* Work request
Every line in the entries where "this" is found should be copied.
********
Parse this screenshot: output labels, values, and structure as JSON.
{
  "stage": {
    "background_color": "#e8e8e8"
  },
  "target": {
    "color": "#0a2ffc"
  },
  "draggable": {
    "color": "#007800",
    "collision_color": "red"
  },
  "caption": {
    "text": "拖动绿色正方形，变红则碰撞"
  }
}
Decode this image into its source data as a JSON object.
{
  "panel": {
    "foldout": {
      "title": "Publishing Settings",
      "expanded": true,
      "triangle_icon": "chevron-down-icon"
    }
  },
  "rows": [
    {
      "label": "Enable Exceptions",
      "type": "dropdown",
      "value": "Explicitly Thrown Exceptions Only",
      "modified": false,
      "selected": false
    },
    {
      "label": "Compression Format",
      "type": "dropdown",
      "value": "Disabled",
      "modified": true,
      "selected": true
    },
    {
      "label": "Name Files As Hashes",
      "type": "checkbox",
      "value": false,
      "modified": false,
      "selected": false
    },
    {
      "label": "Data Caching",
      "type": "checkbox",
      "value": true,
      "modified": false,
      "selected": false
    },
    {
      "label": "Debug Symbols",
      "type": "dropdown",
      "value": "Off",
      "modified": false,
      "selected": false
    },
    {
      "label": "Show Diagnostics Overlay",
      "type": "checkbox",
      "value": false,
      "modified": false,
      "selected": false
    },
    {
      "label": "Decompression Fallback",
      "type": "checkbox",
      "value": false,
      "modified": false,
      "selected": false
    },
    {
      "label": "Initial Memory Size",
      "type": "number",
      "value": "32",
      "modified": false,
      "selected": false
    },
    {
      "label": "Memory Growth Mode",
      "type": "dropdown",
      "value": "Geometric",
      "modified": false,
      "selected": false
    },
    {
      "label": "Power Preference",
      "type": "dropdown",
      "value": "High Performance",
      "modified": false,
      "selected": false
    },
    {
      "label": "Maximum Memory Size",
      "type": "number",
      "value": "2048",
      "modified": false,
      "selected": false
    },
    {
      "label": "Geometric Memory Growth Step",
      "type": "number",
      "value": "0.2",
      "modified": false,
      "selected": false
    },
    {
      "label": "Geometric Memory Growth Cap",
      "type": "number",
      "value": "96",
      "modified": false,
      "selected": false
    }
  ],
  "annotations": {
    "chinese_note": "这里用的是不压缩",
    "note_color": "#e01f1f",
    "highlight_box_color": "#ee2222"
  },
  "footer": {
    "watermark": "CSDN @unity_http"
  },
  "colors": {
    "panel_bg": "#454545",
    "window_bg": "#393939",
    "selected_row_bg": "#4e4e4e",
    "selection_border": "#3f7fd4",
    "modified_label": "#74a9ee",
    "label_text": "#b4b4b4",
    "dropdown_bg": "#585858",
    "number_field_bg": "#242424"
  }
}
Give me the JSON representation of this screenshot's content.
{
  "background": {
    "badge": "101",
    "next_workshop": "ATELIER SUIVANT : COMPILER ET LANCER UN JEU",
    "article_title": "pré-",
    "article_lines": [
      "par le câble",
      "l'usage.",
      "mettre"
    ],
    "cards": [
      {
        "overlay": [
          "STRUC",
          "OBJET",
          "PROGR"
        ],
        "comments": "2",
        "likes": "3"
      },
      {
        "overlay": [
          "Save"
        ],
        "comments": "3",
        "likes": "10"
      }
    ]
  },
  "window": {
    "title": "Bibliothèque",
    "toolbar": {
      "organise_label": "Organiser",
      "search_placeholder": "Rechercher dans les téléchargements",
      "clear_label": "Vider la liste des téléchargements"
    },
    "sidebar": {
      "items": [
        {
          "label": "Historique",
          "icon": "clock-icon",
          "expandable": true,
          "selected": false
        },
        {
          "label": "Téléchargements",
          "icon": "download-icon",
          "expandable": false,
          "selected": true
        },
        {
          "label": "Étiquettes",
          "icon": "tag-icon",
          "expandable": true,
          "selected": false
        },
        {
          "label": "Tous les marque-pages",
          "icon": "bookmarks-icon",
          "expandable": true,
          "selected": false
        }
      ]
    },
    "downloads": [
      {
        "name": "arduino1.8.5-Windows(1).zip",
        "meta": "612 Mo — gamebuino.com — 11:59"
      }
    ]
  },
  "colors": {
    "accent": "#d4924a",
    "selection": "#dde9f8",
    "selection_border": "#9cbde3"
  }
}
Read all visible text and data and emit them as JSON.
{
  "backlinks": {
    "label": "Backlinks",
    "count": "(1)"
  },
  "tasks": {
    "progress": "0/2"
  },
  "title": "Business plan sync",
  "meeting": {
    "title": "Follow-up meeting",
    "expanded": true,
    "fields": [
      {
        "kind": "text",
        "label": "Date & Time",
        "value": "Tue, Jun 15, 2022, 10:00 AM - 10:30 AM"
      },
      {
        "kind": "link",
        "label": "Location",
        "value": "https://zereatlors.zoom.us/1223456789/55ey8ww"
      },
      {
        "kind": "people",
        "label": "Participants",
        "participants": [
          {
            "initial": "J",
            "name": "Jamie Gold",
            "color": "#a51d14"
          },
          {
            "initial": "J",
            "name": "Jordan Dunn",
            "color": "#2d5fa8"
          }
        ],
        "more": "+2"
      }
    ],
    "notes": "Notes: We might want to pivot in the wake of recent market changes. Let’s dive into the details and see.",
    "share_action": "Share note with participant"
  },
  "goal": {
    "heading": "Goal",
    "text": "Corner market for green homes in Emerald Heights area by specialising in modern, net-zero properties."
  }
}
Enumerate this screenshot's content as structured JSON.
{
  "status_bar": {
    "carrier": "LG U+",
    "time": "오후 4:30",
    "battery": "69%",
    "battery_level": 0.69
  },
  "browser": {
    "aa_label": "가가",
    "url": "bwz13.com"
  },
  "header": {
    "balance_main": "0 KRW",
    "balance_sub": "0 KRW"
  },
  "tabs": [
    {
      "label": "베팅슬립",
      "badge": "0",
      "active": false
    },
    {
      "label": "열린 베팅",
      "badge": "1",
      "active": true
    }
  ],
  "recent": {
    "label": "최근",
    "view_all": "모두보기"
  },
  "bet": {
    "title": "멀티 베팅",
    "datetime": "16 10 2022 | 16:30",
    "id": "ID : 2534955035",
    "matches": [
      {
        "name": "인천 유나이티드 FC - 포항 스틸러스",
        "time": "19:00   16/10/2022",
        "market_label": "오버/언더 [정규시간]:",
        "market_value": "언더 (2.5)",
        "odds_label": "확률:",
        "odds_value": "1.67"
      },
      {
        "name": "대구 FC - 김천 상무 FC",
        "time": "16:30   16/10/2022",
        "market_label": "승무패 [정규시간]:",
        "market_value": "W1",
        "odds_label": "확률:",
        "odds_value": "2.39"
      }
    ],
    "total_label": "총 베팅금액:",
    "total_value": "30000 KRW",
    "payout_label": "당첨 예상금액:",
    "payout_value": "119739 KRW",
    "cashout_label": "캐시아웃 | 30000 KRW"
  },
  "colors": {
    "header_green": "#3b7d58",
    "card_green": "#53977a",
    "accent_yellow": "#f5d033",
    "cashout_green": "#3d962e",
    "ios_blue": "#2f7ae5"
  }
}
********
* Response to the task
Parse this screenshot: output labels, values, and structure as JSON.
Decode this image into its source data as a JSON object.
Give me the JSON representation of this screenshot's content.
Enumerate this screenshot's content as structured JSON.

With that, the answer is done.